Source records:
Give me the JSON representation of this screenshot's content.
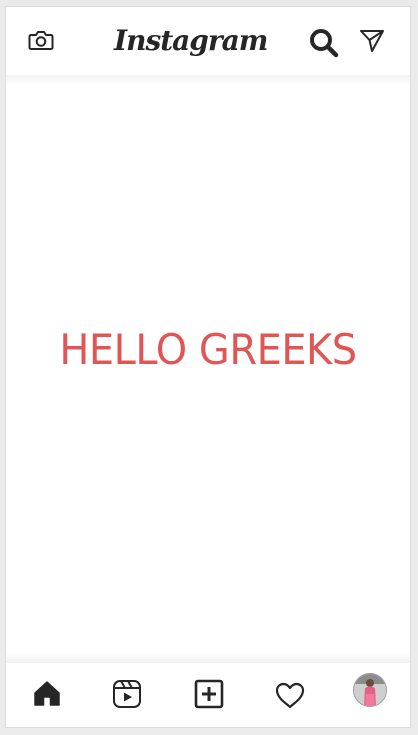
{
  "header": {
    "logo_text": "Instagram",
    "icons": [
      "camera-icon",
      "search-icon",
      "send-icon"
    ]
  },
  "main": {
    "message": "HELLO GREEKS",
    "message_color": "#e05655"
  },
  "bottom_nav": {
    "items": [
      "home-icon",
      "reels-icon",
      "add-post-icon",
      "heart-icon",
      "profile-avatar"
    ]
  }
}
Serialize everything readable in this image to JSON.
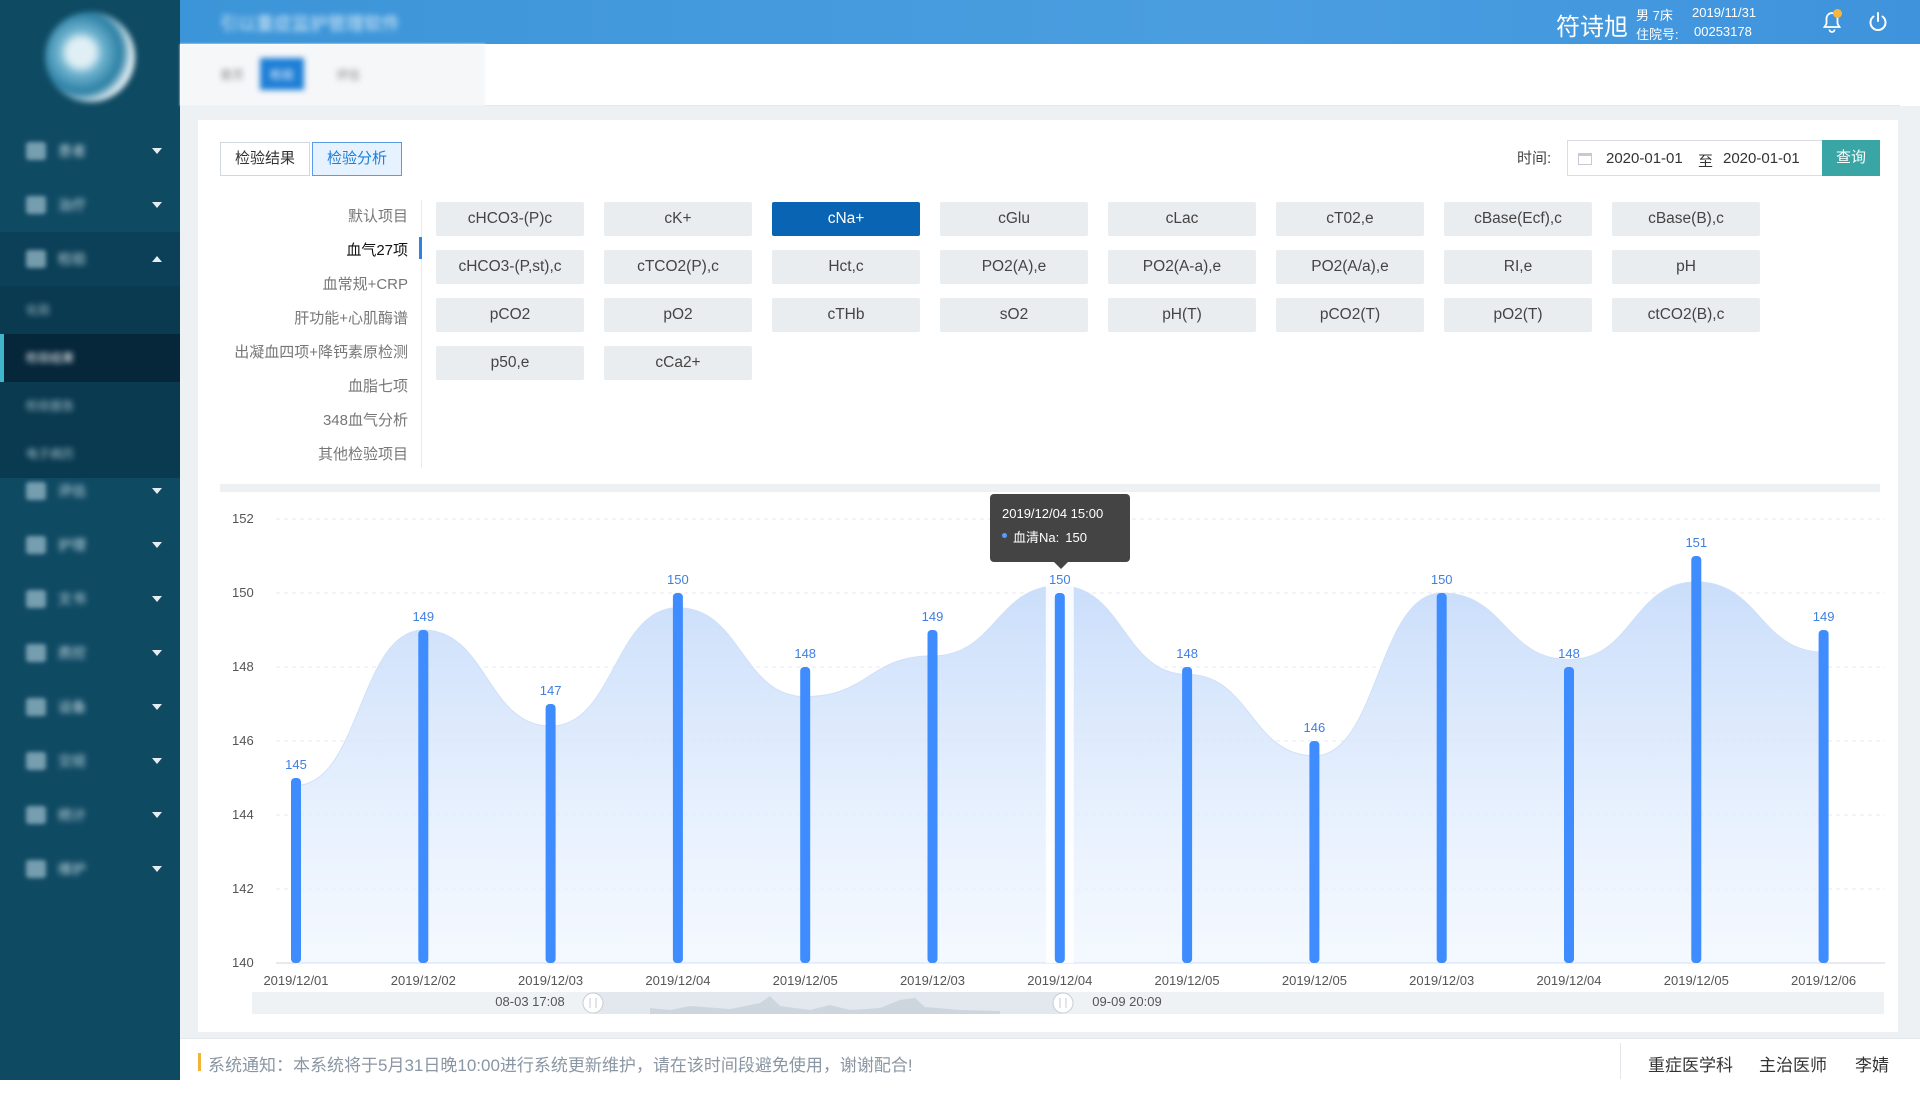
{
  "app": {
    "title": "引以重症监护管理软件",
    "patient_name": "符诗旭",
    "patient_gender_bed": "男 7床",
    "patient_date": "2019/11/31",
    "admission_label": "住院号:",
    "admission_no": "00253178",
    "colors": {
      "header": "#4a9ee0",
      "sidebar": "#0f4a63",
      "accent": "#0a64b4",
      "query": "#3aa5a5",
      "bar": "#3f8cff"
    }
  },
  "sidebar": {
    "items": [
      {
        "label": "患者",
        "icon": "user-icon"
      },
      {
        "label": "治疗",
        "icon": "treatment-icon"
      },
      {
        "label": "检验",
        "icon": "lab-icon",
        "expanded": true
      },
      {
        "label": "评估",
        "icon": "assessment-icon"
      },
      {
        "label": "护理",
        "icon": "nursing-icon"
      },
      {
        "label": "文书",
        "icon": "document-icon"
      },
      {
        "label": "质控",
        "icon": "quality-icon"
      },
      {
        "label": "设备",
        "icon": "device-icon"
      },
      {
        "label": "交班",
        "icon": "handover-icon"
      },
      {
        "label": "统计",
        "icon": "stats-icon"
      },
      {
        "label": "维护",
        "icon": "maintenance-icon"
      }
    ],
    "sub_items": [
      {
        "label": "化验"
      },
      {
        "label": "检验结果"
      },
      {
        "label": "检验报告"
      },
      {
        "label": "电子病历"
      }
    ]
  },
  "tabstrip": {
    "tabs": [
      "首页",
      "检验",
      "评估"
    ]
  },
  "toolbar": {
    "seg_results": "检验结果",
    "seg_analysis": "检验分析",
    "time_label": "时间:",
    "date_from": "2020-01-01",
    "date_sep": "至",
    "date_to": "2020-01-01",
    "query": "查询"
  },
  "categories": [
    {
      "label": "默认项目"
    },
    {
      "label": "血气27项",
      "active": true
    },
    {
      "label": "血常规+CRP"
    },
    {
      "label": "肝功能+心肌酶谱"
    },
    {
      "label": "出凝血四项+降钙素原检测"
    },
    {
      "label": "血脂七项"
    },
    {
      "label": "348血气分析"
    },
    {
      "label": "其他检验项目"
    }
  ],
  "items": [
    "cHCO3-(P)c",
    "cK+",
    "cNa+",
    "cGlu",
    "cLac",
    "cT02,e",
    "cBase(Ecf),c",
    "cBase(B),c",
    "cHCO3-(P,st),c",
    "cTCO2(P),c",
    "Hct,c",
    "PO2(A),e",
    "PO2(A-a),e",
    "PO2(A/a),e",
    "RI,e",
    "pH",
    "pCO2",
    "pO2",
    "cTHb",
    "sO2",
    "pH(T)",
    "pCO2(T)",
    "pO2(T)",
    "ctCO2(B),c",
    "p50,e",
    "cCa2+"
  ],
  "active_item": "cNa+",
  "chart_data": {
    "type": "bar",
    "categories": [
      "2019/12/01",
      "2019/12/02",
      "2019/12/03",
      "2019/12/04",
      "2019/12/05",
      "2019/12/03",
      "2019/12/04",
      "2019/12/05",
      "2019/12/05",
      "2019/12/03",
      "2019/12/04",
      "2019/12/05",
      "2019/12/06"
    ],
    "series": [
      {
        "name": "血清Na",
        "values": [
          145,
          149,
          147,
          150,
          148,
          149,
          150,
          148,
          146,
          150,
          148,
          151,
          149
        ]
      }
    ],
    "smooth_area_values": [
      144.8,
      149.0,
      146.4,
      149.6,
      147.2,
      148.3,
      150.2,
      147.8,
      145.6,
      150.0,
      148.2,
      150.3,
      148.4
    ],
    "ylim": [
      140,
      152
    ],
    "yticks": [
      140,
      142,
      144,
      146,
      148,
      150,
      152
    ],
    "grid": true,
    "tooltip": {
      "date": "2019/12/04  15:00",
      "label": "血清Na:",
      "value": "150"
    },
    "zoom": {
      "start_label": "08-03 17:08",
      "end_label": "09-09 20:09"
    }
  },
  "footer": {
    "notice": "系统通知：本系统将于5月31日晚10:00进行系统更新维护，请在该时间段避免使用，谢谢配合!",
    "dept": "重症医学科",
    "role": "主治医师",
    "user": "李婧"
  }
}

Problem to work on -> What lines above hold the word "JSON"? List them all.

Worked solution ->
Give me the JSON representation of this screenshot's content.
Serialize everything readable in this image to JSON.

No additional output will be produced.